GSA Annual Meeting in Denver, Colorado, USA - 2016

Paper No. 44-10
Presentation Time: 4:00 PM


CHIARENZA, Alfio Alessandro1, ALLISON, Peter A.1, MANNION, Philip D.1, LUNT, Dan J.2 and MARKWICK, Paul J.3, (1)Earth Science and Engineering, Imperial College London, Prince Consort Road, London, SW7 2BP, United Kingdom, (2)School of Geographical Sciences, Bristol University, University Road, Bristol, BS8 1SS, United Kingdom, (3)Getech, Elmete Hall, Elmete Lane, Leeds, LS8 2LJ,

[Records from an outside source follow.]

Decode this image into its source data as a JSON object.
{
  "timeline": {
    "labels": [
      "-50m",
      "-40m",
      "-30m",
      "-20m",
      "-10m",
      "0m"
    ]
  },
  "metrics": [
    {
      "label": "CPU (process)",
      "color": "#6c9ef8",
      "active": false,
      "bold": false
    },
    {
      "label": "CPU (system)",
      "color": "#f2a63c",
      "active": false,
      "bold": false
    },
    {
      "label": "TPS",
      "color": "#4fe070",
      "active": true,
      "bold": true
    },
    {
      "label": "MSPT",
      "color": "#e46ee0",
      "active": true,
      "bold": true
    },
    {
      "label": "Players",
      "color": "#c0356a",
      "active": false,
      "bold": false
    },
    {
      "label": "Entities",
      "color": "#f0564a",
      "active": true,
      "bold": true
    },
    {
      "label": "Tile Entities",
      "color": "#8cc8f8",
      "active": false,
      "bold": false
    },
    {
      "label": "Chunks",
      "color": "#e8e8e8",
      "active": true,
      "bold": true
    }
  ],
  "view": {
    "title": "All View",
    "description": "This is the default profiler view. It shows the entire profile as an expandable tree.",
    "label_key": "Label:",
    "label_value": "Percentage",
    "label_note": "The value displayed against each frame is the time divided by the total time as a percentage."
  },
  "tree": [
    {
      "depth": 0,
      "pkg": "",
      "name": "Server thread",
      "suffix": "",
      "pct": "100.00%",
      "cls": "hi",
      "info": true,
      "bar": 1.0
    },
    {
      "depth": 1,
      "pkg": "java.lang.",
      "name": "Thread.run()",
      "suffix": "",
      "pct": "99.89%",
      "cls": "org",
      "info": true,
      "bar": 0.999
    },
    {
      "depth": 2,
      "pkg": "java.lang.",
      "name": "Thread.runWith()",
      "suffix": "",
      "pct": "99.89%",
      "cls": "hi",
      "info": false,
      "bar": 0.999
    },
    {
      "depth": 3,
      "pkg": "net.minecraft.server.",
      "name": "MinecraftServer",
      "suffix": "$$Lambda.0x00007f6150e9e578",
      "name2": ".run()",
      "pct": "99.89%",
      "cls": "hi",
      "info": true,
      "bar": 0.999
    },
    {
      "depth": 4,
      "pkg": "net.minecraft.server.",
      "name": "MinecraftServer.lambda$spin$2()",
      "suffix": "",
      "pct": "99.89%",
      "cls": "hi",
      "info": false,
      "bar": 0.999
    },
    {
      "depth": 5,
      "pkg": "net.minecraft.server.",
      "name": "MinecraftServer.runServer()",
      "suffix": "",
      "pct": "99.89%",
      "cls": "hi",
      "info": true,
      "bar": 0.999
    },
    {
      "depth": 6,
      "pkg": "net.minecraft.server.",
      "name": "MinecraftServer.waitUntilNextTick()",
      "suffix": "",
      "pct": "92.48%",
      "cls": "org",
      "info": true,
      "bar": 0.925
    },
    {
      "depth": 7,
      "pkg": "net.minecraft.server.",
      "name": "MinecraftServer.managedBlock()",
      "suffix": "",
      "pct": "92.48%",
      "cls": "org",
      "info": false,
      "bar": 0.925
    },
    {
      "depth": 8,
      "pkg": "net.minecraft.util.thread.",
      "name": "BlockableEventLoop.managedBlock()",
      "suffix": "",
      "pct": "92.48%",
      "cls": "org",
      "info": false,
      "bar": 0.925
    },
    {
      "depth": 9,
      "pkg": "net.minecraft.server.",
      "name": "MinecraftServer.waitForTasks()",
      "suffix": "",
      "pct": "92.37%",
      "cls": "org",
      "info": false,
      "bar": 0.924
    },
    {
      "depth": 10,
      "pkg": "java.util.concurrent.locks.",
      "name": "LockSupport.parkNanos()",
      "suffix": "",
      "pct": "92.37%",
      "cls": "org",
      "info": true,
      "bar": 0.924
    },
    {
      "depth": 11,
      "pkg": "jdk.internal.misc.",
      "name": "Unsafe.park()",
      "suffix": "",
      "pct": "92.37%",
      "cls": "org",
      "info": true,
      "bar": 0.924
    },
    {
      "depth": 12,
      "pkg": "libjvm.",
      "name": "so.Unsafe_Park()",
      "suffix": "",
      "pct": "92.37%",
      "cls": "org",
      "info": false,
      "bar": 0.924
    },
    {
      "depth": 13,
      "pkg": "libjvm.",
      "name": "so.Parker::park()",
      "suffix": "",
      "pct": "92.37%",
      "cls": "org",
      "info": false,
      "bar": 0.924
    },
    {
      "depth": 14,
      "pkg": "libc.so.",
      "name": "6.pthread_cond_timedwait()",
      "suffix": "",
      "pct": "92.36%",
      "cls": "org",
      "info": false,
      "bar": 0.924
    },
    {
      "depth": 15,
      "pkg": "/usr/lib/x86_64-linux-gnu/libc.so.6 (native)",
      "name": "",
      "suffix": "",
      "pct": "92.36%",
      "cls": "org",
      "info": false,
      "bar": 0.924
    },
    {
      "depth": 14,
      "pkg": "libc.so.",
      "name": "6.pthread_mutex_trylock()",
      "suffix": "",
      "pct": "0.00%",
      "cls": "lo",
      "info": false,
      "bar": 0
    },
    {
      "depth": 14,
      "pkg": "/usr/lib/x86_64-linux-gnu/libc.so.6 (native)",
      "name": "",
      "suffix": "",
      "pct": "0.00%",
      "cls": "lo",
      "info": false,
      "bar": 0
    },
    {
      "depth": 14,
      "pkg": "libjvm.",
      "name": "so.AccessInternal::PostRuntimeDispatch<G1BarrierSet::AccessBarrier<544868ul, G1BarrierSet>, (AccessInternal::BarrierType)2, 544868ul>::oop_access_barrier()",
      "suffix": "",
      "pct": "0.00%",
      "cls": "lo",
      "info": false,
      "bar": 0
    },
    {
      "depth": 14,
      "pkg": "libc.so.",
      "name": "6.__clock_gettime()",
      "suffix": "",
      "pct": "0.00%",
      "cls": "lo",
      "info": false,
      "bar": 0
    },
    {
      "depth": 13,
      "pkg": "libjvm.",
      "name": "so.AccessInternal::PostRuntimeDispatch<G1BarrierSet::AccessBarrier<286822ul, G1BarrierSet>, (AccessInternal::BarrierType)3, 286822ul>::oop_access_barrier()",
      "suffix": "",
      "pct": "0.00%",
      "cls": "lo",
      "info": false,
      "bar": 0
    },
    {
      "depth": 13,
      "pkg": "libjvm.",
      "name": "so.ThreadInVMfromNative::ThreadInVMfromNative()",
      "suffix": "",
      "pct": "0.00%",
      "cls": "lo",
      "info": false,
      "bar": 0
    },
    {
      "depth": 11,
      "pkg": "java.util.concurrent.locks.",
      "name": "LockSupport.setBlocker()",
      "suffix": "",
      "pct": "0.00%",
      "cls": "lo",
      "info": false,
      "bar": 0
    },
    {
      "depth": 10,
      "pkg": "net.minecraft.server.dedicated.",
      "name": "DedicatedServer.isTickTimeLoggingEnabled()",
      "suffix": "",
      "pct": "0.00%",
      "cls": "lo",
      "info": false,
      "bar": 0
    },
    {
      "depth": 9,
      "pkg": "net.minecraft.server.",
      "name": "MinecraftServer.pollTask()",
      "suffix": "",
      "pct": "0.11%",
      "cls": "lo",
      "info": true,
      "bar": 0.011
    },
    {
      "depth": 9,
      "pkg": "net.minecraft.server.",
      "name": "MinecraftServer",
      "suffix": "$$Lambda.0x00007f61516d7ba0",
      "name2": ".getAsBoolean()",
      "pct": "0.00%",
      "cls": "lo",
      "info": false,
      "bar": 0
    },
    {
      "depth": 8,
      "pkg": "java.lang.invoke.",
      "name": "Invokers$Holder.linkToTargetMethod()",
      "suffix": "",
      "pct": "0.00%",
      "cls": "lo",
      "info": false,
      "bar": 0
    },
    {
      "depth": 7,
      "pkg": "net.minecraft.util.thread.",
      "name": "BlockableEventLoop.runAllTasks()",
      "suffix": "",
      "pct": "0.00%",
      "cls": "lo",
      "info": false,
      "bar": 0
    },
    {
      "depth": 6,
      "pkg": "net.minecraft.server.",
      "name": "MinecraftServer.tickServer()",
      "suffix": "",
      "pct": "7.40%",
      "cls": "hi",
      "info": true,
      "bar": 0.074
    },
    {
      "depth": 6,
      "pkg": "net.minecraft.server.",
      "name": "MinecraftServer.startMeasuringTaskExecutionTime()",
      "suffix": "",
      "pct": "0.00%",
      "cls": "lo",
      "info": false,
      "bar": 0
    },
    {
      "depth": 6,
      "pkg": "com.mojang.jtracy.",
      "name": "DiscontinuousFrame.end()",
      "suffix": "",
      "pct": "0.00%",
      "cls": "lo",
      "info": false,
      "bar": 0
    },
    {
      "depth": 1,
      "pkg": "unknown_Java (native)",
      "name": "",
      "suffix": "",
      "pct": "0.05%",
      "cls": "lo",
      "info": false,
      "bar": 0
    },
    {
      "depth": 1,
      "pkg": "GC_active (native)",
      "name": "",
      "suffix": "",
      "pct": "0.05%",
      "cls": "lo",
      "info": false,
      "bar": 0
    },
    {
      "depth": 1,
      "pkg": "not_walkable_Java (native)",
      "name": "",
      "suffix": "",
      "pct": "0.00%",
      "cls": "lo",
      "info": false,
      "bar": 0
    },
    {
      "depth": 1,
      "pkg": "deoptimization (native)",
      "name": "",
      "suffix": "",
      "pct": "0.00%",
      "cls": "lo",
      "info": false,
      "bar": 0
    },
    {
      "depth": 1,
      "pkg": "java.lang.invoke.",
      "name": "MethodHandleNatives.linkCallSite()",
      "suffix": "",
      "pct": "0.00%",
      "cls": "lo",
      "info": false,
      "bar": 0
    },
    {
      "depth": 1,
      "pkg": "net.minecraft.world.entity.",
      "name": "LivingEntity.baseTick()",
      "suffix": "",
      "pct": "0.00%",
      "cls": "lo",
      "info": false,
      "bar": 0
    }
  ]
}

Every environment contains a specific set of conditions that act on fossil remains, representing the combined influence of local conditions (e.g. landscape, precipitation, temperature etc.). As biomes shift in response to macro-scale change, the nature and distribution of preservational regimes also vary, creating cascading effects through the diagenetic processes associated with particular environments. Here, we outline a novel approach for evaluating the impact of environmental agents on the fossil record, revealing whether potentially suitable environments made it into the geological record. We used the rich dinosaur record of the latest Cretaceous (Campanian and Maastrichtian) of western North America as a case study, a spatiotemporal window that has been the focus of a large body of research, reflecting its high-resolution stratigraphy and well-sampled fossiliferous sites. These data were extracted from the Paleobiology Database and combined with a new high-resolution global atlas of palaeogeographic maps. A HadCM3 coupled global climatic model was run on these digital elevation models (DEMs) in order to provide climatic model outputs of several physical parameters (e.g. temperature and precipitation) during these Cretaceous stages. The distribution of dinosaur fossils is spatially correlated with areas with a high precipitation regime. Hotspot analysis recognised several highly likely source areas for dinosaur fossils. These “hot spots” correspond to some long known dinosaur formations in North America (e.g. Dinosaur Park Formation in Canada). Because climate is a powerful driver of sedimentation we have used climatic envelopes, together with DEMs and basin drainage analysis reconstruction of palaeo-rivers to produce predictive maps of lithofacies suitable for fossilisation. These virtual taphofacies are an invaluable and new tool that can be used to evaluate the impact of bias in the fossil record.